There is no doubt, reading Night Film gave me chills that would last for hours. I would often catch myself falling in the darkness of the book, and when I would close the book I would have a lingering feeling of uneasiness. The novel is more of an experience rather than a thriller read. Night Film  is filled with scanned documents, pictures, and articles to make the suicide and Cordova seem so real and alive.

You find yourself falling down into a rabbit hole that is the novel and you uncover the truth about Ashley and her father. Yet, truth is always questioned. What do we find at the end of the tunnel? The truth or just another loophole, never satisfying our desire for an  answer. Pessl does a fantastic job in creating a world that completely liberates, terrifies, challenges, and resonates deep within your core. It truly is hard to explain the novel until you read it yourself.

Mortal fear is as crucial a thing to our lives as love. It cuts to the core of our being and shows us what we are. Will you step back and cover your eyes? Or will you have the strength to walk to the precipice and look out? Do you want to know what is there or live in the dark delusion that this…

[excerpt from the book]

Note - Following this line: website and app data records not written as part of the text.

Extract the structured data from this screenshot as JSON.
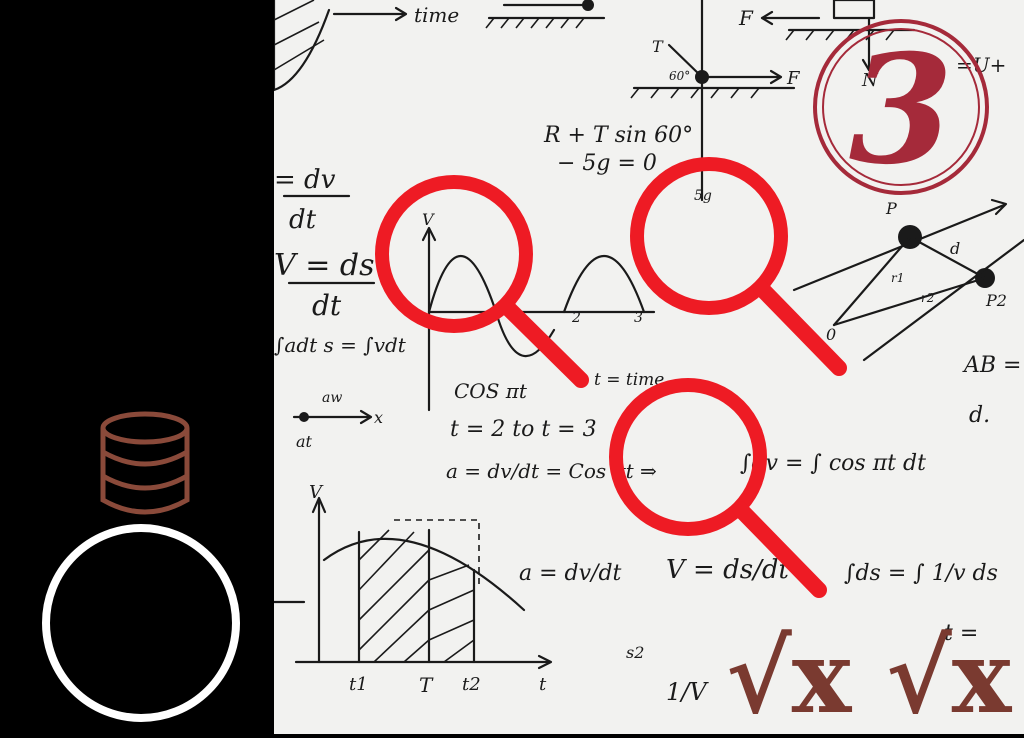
{
  "colors": {
    "left_panel": "#000000",
    "board": "#f2f2f0",
    "magnifier": "#ee1b24",
    "badge": "#a52a3a",
    "database_icon": "#8a4a3a",
    "sqrt_glyphs": "#7a3a30"
  },
  "icons": [
    "database-icon",
    "circle-outline-icon",
    "magnifier-icon",
    "badge-circle-icon",
    "sqrt-x-icon"
  ],
  "badge": {
    "number": "3"
  },
  "sqrt_glyphs": [
    "√x",
    "√x"
  ],
  "equations": {
    "time_label": "time",
    "f_left": "F",
    "f_right": "F",
    "t_label": "T",
    "angle_60": "60°",
    "n_label": "N",
    "u_label": "=U+",
    "eq1_line1": "R + T sin 60°",
    "eq1_line2": "− 5g = 0",
    "sg_label": "5g",
    "dv_num": "= dv",
    "dv_den": "dt",
    "ds_num": "V = ds",
    "ds_den": "dt",
    "integral_adt": "∫adt  s = ∫vdt",
    "aw_label": "aw",
    "at_label": "at",
    "x_label": "x",
    "cos_label": "COS πt",
    "t_time": "t = time",
    "t_range": "t = 2   to   t = 3",
    "a_dv": "a = dv/dt = Cos πt  ⇒",
    "integral_cos": "∫dv = ∫ cos πt dt",
    "a_dv2": "a = dv/dt",
    "v_ds2": "V = ds/dt",
    "ds_int": "∫ds = ∫ 1/v ds",
    "t_eq": "t =",
    "p1": "P",
    "p2": "P2",
    "d_label": "d",
    "r1": "r1",
    "r2": "r2",
    "o_label": "0",
    "ab_label": "AB =",
    "d_dot": "d.",
    "graph_v": "V",
    "graph_t": "t",
    "t1": "t1",
    "t_cap": "T",
    "t2": "t2",
    "tick2": "2",
    "tick3": "3",
    "s2": "s2",
    "one_over_v": "1/V"
  }
}
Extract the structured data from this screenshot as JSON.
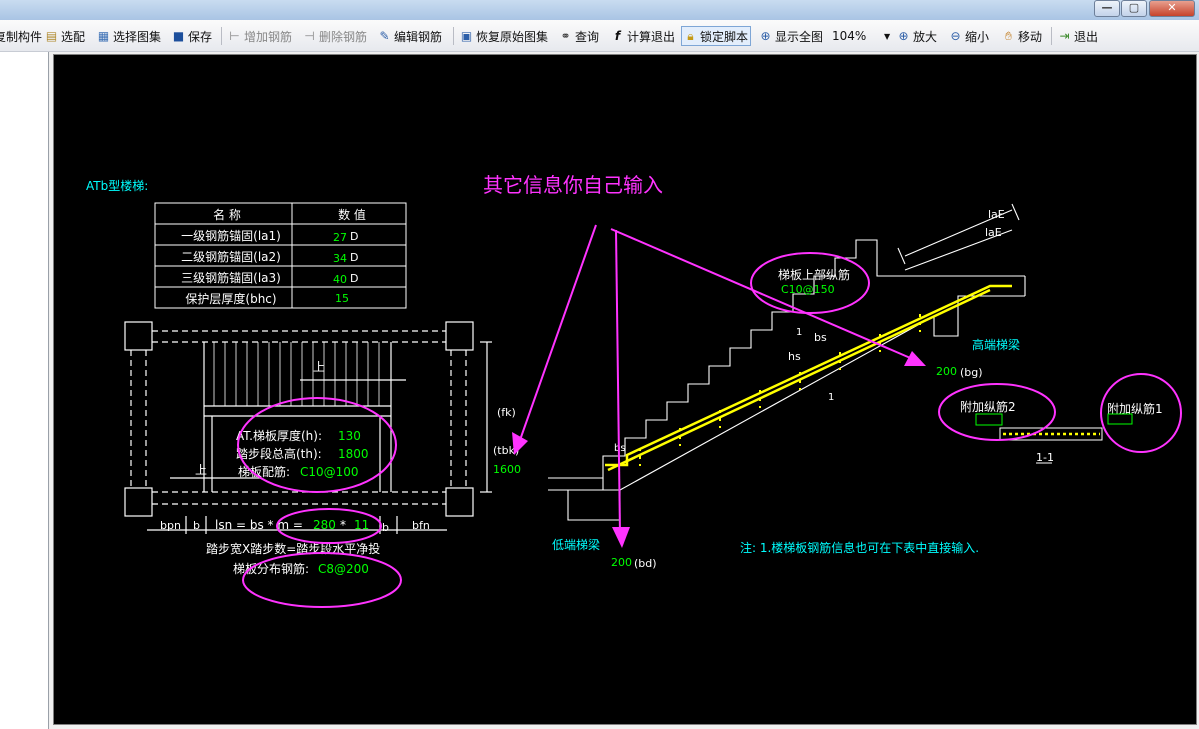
{
  "toolbar": {
    "copy_component": "复制构件",
    "select_config": "选配",
    "select_atlas": "选择图集",
    "save": "保存",
    "add_rebar": "增加钢筋",
    "delete_rebar": "删除钢筋",
    "edit_rebar": "编辑钢筋",
    "restore_atlas": "恢复原始图集",
    "query": "查询",
    "calc_exit": "计算退出",
    "lock_script": "锁定脚本",
    "show_all": "显示全图",
    "zoom_value": "104%",
    "zoom_in": "放大",
    "zoom_out": "缩小",
    "move": "移动",
    "exit": "退出"
  },
  "window_buttons": {
    "minimize": "—",
    "maximize": "▢",
    "close": "✕"
  },
  "drawing": {
    "stair_type": "ATb型楼梯:",
    "annotation": "其它信息你自己输入",
    "table": {
      "headers": [
        "名 称",
        "数 值"
      ],
      "rows": [
        {
          "name": "一级钢筋锚固(la1)",
          "value": "27",
          "unit": "D"
        },
        {
          "name": "二级钢筋锚固(la2)",
          "value": "34",
          "unit": "D"
        },
        {
          "name": "三级钢筋锚固(la3)",
          "value": "40",
          "unit": "D"
        },
        {
          "name": "保护层厚度(bhc)",
          "value": "15",
          "unit": ""
        }
      ]
    },
    "plan": {
      "thickness_label": "AT.梯板厚度(h):",
      "thickness_value": "130",
      "height_label": "踏步段总高(th):",
      "height_value": "1800",
      "rebar_label": "梯板配筋:",
      "rebar_value": "C10@100",
      "up_label_1": "上",
      "up_label_2": "上",
      "fk": "(fk)",
      "tbk": "(tbk)",
      "width_value": "1600",
      "bpn": "bpn",
      "b1": "b",
      "b2": "b",
      "bfn": "bfn",
      "lsn_prefix": "lsn = bs * m =",
      "bs_value": "280",
      "times": "*",
      "m_value": "11",
      "caption": "踏步宽X踏步数=踏步段水平净投",
      "dist_label": "梯板分布钢筋:",
      "dist_value": "C8@200"
    },
    "section": {
      "la_e_1": "laE",
      "la_e_2": "laE",
      "top_rebar_label": "梯板上部纵筋",
      "top_rebar_value": "C10@150",
      "high_beam": "高端梯梁",
      "bg_value": "200",
      "bg_label": "(bg)",
      "low_beam": "低端梯梁",
      "bd_value": "200",
      "bd_label": "(bd)",
      "bs": "bs",
      "hs": "hs",
      "dim_1a": "1",
      "dim_1b": "1",
      "bs_left": "bs",
      "extra_rebar_2": "附加纵筋2",
      "extra_rebar_1": "附加纵筋1",
      "section_label": "1-1",
      "note": "注: 1.楼梯板钢筋信息也可在下表中直接输入."
    }
  },
  "colors": {
    "canvas": "#000000",
    "cyan": "#00ffff",
    "green": "#00ff00",
    "magenta": "#ff33ff",
    "yellow": "#ffff00",
    "white": "#ffffff"
  }
}
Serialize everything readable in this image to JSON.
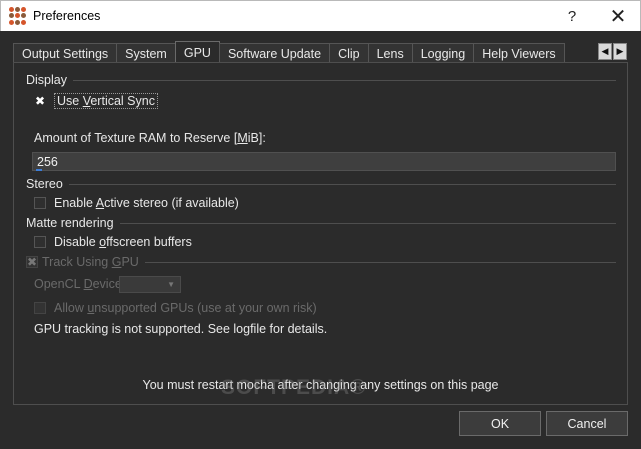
{
  "window": {
    "title": "Preferences",
    "help_glyph": "?",
    "close_glyph": "✕"
  },
  "tabs": [
    {
      "label": "Output Settings",
      "active": false
    },
    {
      "label": "System",
      "active": false
    },
    {
      "label": "GPU",
      "active": true
    },
    {
      "label": "Software Update",
      "active": false
    },
    {
      "label": "Clip",
      "active": false
    },
    {
      "label": "Lens",
      "active": false
    },
    {
      "label": "Logging",
      "active": false
    },
    {
      "label": "Help Viewers",
      "active": false
    }
  ],
  "tab_scroll": {
    "left_glyph": "◀",
    "right_glyph": "▶"
  },
  "display": {
    "section_label": "Display",
    "vsync": {
      "pre": "Use ",
      "accel": "V",
      "post": "ertical Sync",
      "checked": true
    }
  },
  "texture": {
    "label_pre": "Amount of Texture RAM to Reserve [",
    "label_accel": "M",
    "label_post": "iB]:",
    "value": "256"
  },
  "stereo": {
    "section_label": "Stereo",
    "active": {
      "pre": "Enable ",
      "accel": "A",
      "post": "ctive stereo (if available)",
      "checked": false
    }
  },
  "matte": {
    "section_label": "Matte rendering",
    "offscreen": {
      "pre": "Disable ",
      "accel": "o",
      "post": "ffscreen buffers",
      "checked": false
    }
  },
  "gpu_tracking": {
    "track": {
      "pre": "Track Using ",
      "accel": "G",
      "post": "PU",
      "checked": true,
      "enabled": false
    },
    "opencl_label_pre": "OpenCL ",
    "opencl_label_accel": "D",
    "opencl_label_post": "evice",
    "opencl_value": "",
    "allow_unsupported": {
      "pre": "Allow ",
      "accel": "u",
      "post": "nsupported GPUs (use at your own risk)",
      "checked": false,
      "enabled": false
    },
    "status_message": "GPU tracking is not supported. See logfile for details."
  },
  "restart_message": "You must restart mocha after changing any settings on this page",
  "watermark": "SOFTPEDIA®",
  "buttons": {
    "ok": "OK",
    "cancel": "Cancel"
  },
  "icons": {
    "app": "mocha-app-icon",
    "check": "✖"
  }
}
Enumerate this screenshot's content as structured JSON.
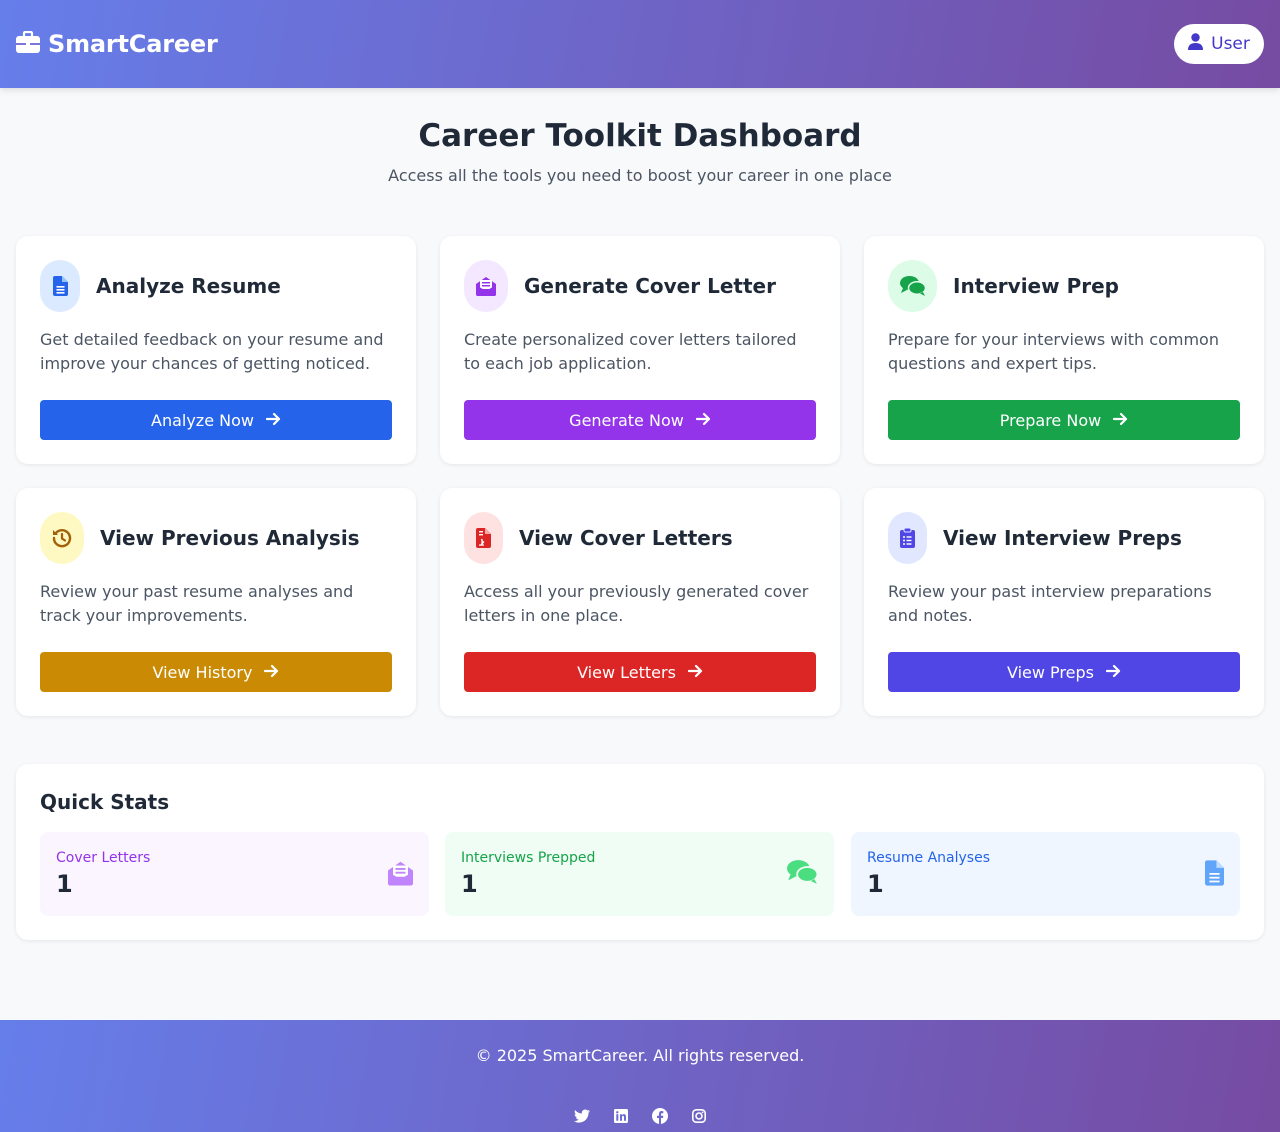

Needless to say, I enjoyed Pessl’s novel and would highly recommended it to those willing to be “dared.” The narration is told in first person which places you right alongside the narrator Scott, inside his head even. I, however, can’t say I was completely satisfied with the ending which left me feeling as if a giant thumbscrew (the book uses this reference quite a bit) had been used on every ligament of my body. The ending of the novel took a creative direction which left me searching for more, swallowing the last bits of ice water in the glass without the promise of more. A novel that is sure to be talked about for a while, Night Film is a book for seekers who aren’t afraid of a bottomless tombs.